**ENTRIES SHOWN:**

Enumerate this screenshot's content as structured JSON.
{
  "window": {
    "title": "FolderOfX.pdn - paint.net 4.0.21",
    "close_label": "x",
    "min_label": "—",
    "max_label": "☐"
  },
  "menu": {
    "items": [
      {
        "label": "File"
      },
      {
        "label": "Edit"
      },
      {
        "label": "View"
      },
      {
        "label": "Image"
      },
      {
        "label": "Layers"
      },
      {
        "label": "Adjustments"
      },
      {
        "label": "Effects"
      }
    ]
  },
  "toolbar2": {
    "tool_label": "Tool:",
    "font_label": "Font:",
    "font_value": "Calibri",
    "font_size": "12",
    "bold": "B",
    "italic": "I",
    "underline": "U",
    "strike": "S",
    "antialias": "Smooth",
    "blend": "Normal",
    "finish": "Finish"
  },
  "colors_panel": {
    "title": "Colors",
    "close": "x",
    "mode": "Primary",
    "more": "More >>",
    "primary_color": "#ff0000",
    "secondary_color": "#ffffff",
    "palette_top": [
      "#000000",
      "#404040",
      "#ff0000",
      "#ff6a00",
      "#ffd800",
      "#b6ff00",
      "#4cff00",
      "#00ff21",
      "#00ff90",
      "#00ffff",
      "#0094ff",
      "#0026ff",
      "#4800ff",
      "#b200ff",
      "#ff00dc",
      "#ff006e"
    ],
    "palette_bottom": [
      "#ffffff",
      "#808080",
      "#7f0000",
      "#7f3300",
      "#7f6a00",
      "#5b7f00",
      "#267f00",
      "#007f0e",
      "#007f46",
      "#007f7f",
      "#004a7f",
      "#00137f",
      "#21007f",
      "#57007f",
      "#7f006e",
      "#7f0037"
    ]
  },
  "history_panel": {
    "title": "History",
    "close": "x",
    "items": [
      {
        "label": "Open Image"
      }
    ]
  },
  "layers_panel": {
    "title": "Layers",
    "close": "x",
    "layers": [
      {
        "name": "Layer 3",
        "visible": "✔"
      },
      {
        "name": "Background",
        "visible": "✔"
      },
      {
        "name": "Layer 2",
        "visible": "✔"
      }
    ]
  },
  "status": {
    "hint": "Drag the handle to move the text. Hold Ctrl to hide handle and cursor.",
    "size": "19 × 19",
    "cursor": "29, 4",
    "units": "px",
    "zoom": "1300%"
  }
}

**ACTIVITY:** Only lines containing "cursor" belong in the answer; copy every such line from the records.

**WRITTEN SOLUTION:**
    "hint": "Drag the handle to move the text. Hold Ctrl to hide handle and cursor.",
    "cursor": "29, 4",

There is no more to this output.